I caught myself a baby bumble bee…or not! What you are actually seeing out and about at your yard may be a carpenter bee. Carpenter bees are very physically similar to bumble bees. They are yellow and black, but have a shiny, black, hairless abdomen and are about 1 to 25 mm long. The most known species of these bees are the Xylocopa Virginicaer better known as the Easter carpenter bee.
Bullfrogs (myself included) aren’t afraid of bees but most humans may make a common mistake or act defensive around carpenter bees, not knowing the difference between them and other bees.
There are quite some differences between carpenter bees and other bees. Unlike common bees, carpenter bees do not work in hives. They’re mostly found in pairs and are considered solitary. They construct their nests inside damaged or withered bark – hence their name. Carpenter bees make perfectly round holes, the size of a dime, on different types of wood including cedar and bark decks, outdoor furniture, trim, wooden siding, unpainted back sides of soffits, and fascia boards. It might be hard to see the entrance hole, but sawdust or yellow brown fecal drippings can be found near the hole. Usually, the damages caused by carpenter bees are not noticeable and do not present a big problem unless more pairs of bees nest and work in the same location.
The female bee that chews out the wood and creates the nest gallery that is several inches long where she will lay 6-8 larva cells. She provides a pollen ball for the larva to eat once they hatch. The female carpenter bee is not aggressive but has a stinger in case she needs to use it in self defense. The male carpenter bee is aggressive but can’t even sting, which is quite ironic if almost comical. He patrols the outside of the nest diving and buzzing at any potential threats. The process of creating and sealing the nest takes several days. After this, the carpenter bees will move on and die off within a few weeks.
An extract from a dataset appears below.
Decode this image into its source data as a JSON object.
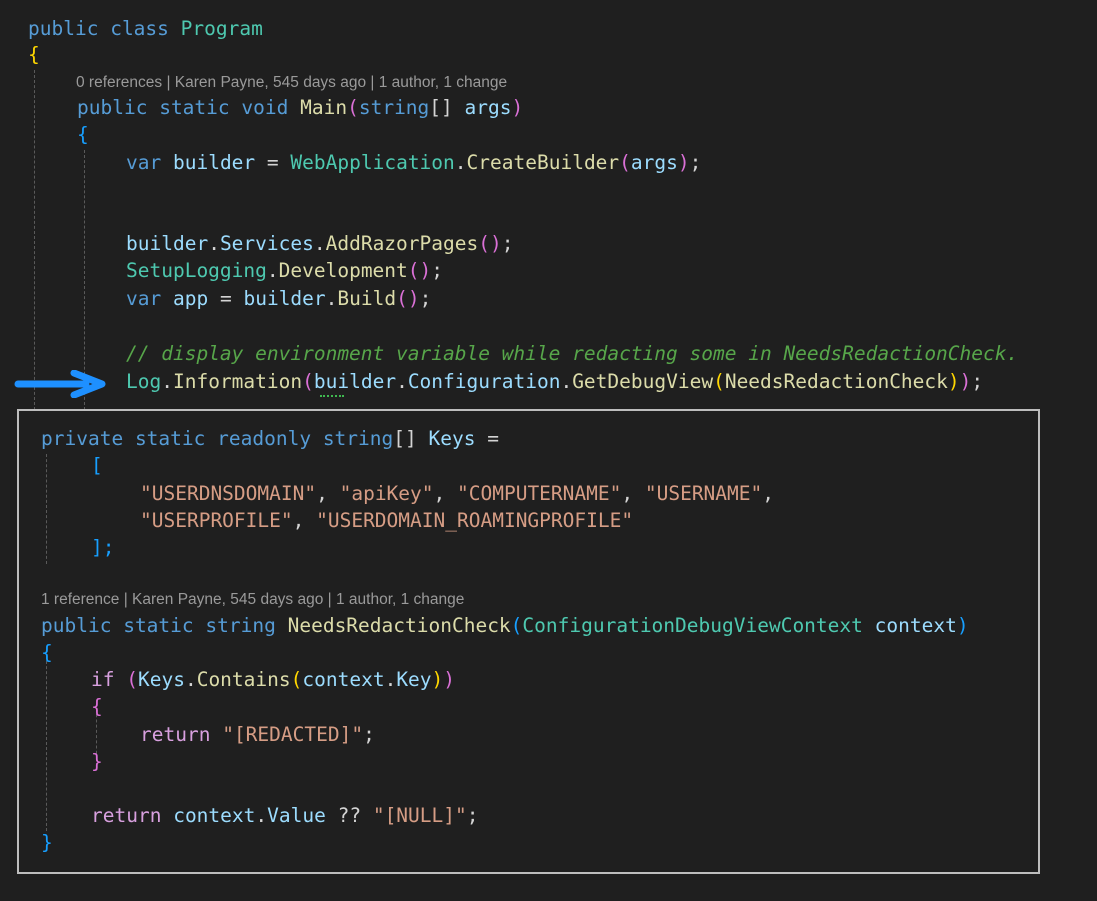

The larvae pupate within the nest gallery and later chew their way out of the nest as adult carpenter bees. In most regions new generations emerge in late summer, but the busiest months for carpenter bees are in the spring months of April and May. During the fall, the bees will feed on flowers and pollen and clean out their nests for winter. They later emerge again in the spring to mate.
If you see what you think may be a carpenter bee, check the wood items mentioned above for dime-sized holes. At Bullfrog Pest Management, we take measures to making sure your home is free of carpenter bees. Give us a call today, at 1-800-572-9797.